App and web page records
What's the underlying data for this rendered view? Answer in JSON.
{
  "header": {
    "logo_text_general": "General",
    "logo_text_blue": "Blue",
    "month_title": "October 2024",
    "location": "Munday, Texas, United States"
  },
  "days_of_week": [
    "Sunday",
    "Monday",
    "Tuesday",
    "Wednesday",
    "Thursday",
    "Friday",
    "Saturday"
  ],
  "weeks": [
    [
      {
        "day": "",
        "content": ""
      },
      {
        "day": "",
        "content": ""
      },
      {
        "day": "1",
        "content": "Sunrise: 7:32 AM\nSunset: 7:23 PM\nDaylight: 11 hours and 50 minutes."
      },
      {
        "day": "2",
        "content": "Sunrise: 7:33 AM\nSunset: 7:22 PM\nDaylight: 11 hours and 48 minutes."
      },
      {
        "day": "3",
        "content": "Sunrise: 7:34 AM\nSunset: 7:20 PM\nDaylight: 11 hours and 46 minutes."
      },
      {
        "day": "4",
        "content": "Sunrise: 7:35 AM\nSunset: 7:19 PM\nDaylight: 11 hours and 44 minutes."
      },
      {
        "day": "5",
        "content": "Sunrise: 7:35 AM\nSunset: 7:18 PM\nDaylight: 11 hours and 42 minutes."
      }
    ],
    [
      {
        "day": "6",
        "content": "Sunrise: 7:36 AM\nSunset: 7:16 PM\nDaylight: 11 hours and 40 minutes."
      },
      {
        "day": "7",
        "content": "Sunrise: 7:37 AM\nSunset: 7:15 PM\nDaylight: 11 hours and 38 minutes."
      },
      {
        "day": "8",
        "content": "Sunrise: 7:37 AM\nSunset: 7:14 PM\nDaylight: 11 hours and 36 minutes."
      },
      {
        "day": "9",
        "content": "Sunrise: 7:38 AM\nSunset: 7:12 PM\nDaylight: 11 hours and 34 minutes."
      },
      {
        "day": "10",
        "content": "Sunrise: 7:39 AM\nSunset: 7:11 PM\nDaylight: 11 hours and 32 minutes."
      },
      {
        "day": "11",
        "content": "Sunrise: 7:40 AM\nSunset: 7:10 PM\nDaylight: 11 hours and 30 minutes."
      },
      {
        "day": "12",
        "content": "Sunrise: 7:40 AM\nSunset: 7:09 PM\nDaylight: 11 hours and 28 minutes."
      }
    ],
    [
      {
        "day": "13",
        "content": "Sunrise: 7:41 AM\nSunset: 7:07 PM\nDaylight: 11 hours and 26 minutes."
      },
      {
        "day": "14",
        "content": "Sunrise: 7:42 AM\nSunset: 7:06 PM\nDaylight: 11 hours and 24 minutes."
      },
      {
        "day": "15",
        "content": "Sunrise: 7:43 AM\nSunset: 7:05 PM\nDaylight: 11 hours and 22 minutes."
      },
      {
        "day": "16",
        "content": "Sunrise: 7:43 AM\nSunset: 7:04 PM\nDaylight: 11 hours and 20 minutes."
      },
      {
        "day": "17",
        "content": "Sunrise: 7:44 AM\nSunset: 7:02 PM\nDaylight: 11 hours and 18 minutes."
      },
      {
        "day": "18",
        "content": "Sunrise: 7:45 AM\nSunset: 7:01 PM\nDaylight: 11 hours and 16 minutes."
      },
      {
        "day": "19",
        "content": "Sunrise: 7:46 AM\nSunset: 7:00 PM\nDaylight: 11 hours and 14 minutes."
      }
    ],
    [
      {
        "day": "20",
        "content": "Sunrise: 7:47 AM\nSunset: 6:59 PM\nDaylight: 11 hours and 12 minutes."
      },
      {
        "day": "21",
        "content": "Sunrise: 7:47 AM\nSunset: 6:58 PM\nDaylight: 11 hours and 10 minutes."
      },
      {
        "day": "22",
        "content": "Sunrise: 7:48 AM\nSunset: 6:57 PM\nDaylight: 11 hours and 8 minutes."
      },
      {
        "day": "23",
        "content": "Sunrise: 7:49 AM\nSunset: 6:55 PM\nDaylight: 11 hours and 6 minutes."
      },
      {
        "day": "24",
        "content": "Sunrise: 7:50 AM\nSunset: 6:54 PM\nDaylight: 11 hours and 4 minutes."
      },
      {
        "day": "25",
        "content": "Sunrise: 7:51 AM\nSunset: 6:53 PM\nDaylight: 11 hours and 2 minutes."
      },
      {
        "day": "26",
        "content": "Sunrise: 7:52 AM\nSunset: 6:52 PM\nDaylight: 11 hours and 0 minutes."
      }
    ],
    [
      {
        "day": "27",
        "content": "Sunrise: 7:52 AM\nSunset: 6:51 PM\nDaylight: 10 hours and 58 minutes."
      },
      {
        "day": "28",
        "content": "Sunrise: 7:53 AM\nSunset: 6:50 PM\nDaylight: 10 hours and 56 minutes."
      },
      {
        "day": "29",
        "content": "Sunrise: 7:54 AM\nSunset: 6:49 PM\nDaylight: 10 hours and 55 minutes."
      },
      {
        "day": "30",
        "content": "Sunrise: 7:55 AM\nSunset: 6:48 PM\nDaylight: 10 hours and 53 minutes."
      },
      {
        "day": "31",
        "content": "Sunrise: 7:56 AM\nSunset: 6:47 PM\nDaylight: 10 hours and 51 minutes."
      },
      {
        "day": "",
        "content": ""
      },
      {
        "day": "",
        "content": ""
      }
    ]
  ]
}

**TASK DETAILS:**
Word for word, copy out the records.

**EXERCISE RESULT:**
What's the underlying data for this rendered view? Answer in JSON.
{
  "header": {
    "logo_text_general": "General",
    "logo_text_blue": "Blue",
    "month_title": "October 2024",
    "location": "Munday, Texas, United States"
  },
  "days_of_week": [
    "Sunday",
    "Monday",
    "Tuesday",
    "Wednesday",
    "Thursday",
    "Friday",
    "Saturday"
  ],
  "weeks": [
    [
      {
        "day": "",
        "content": ""
      },
      {
        "day": "",
        "content": ""
      },
      {
        "day": "1",
        "content": "Sunrise: 7:32 AM\nSunset: 7:23 PM\nDaylight: 11 hours and 50 minutes."
      },
      {
        "day": "2",
        "content": "Sunrise: 7:33 AM\nSunset: 7:22 PM\nDaylight: 11 hours and 48 minutes."
      },
      {
        "day": "3",
        "content": "Sunrise: 7:34 AM\nSunset: 7:20 PM\nDaylight: 11 hours and 46 minutes."
      },
      {
        "day": "4",
        "content": "Sunrise: 7:35 AM\nSunset: 7:19 PM\nDaylight: 11 hours and 44 minutes."
      },
      {
        "day": "5",
        "content": "Sunrise: 7:35 AM\nSunset: 7:18 PM\nDaylight: 11 hours and 42 minutes."
      }
    ],
    [
      {
        "day": "6",
        "content": "Sunrise: 7:36 AM\nSunset: 7:16 PM\nDaylight: 11 hours and 40 minutes."
      },
      {
        "day": "7",
        "content": "Sunrise: 7:37 AM\nSunset: 7:15 PM\nDaylight: 11 hours and 38 minutes."
      },
      {
        "day": "8",
        "content": "Sunrise: 7:37 AM\nSunset: 7:14 PM\nDaylight: 11 hours and 36 minutes."
      },
      {
        "day": "9",
        "content": "Sunrise: 7:38 AM\nSunset: 7:12 PM\nDaylight: 11 hours and 34 minutes."
      },
      {
        "day": "10",
        "content": "Sunrise: 7:39 AM\nSunset: 7:11 PM\nDaylight: 11 hours and 32 minutes."
      },
      {
        "day": "11",
        "content": "Sunrise: 7:40 AM\nSunset: 7:10 PM\nDaylight: 11 hours and 30 minutes."
      },
      {
        "day": "12",
        "content": "Sunrise: 7:40 AM\nSunset: 7:09 PM\nDaylight: 11 hours and 28 minutes."
      }
    ],
    [
      {
        "day": "13",
        "content": "Sunrise: 7:41 AM\nSunset: 7:07 PM\nDaylight: 11 hours and 26 minutes."
      },
      {
        "day": "14",
        "content": "Sunrise: 7:42 AM\nSunset: 7:06 PM\nDaylight: 11 hours and 24 minutes."
      },
      {
        "day": "15",
        "content": "Sunrise: 7:43 AM\nSunset: 7:05 PM\nDaylight: 11 hours and 22 minutes."
      },
      {
        "day": "16",
        "content": "Sunrise: 7:43 AM\nSunset: 7:04 PM\nDaylight: 11 hours and 20 minutes."
      },
      {
        "day": "17",
        "content": "Sunrise: 7:44 AM\nSunset: 7:02 PM\nDaylight: 11 hours and 18 minutes."
      },
      {
        "day": "18",
        "content": "Sunrise: 7:45 AM\nSunset: 7:01 PM\nDaylight: 11 hours and 16 minutes."
      },
      {
        "day": "19",
        "content": "Sunrise: 7:46 AM\nSunset: 7:00 PM\nDaylight: 11 hours and 14 minutes."
      }
    ],
    [
      {
        "day": "20",
        "content": "Sunrise: 7:47 AM\nSunset: 6:59 PM\nDaylight: 11 hours and 12 minutes."
      },
      {
        "day": "21",
        "content": "Sunrise: 7:47 AM\nSunset: 6:58 PM\nDaylight: 11 hours and 10 minutes."
      },
      {
        "day": "22",
        "content": "Sunrise: 7:48 AM\nSunset: 6:57 PM\nDaylight: 11 hours and 8 minutes."
      },
      {
        "day": "23",
        "content": "Sunrise: 7:49 AM\nSunset: 6:55 PM\nDaylight: 11 hours and 6 minutes."
      },
      {
        "day": "24",
        "content": "Sunrise: 7:50 AM\nSunset: 6:54 PM\nDaylight: 11 hours and 4 minutes."
      },
      {
        "day": "25",
        "content": "Sunrise: 7:51 AM\nSunset: 6:53 PM\nDaylight: 11 hours and 2 minutes."
      },
      {
        "day": "26",
        "content": "Sunrise: 7:52 AM\nSunset: 6:52 PM\nDaylight: 11 hours and 0 minutes."
      }
    ],
    [
      {
        "day": "27",
        "content": "Sunrise: 7:52 AM\nSunset: 6:51 PM\nDaylight: 10 hours and 58 minutes."
      },
      {
        "day": "28",
        "content": "Sunrise: 7:53 AM\nSunset: 6:50 PM\nDaylight: 10 hours and 56 minutes."
      },
      {
        "day": "29",
        "content": "Sunrise: 7:54 AM\nSunset: 6:49 PM\nDaylight: 10 hours and 55 minutes."
      },
      {
        "day": "30",
        "content": "Sunrise: 7:55 AM\nSunset: 6:48 PM\nDaylight: 10 hours and 53 minutes."
      },
      {
        "day": "31",
        "content": "Sunrise: 7:56 AM\nSunset: 6:47 PM\nDaylight: 10 hours and 51 minutes."
      },
      {
        "day": "",
        "content": ""
      },
      {
        "day": "",
        "content": ""
      }
    ]
  ]
}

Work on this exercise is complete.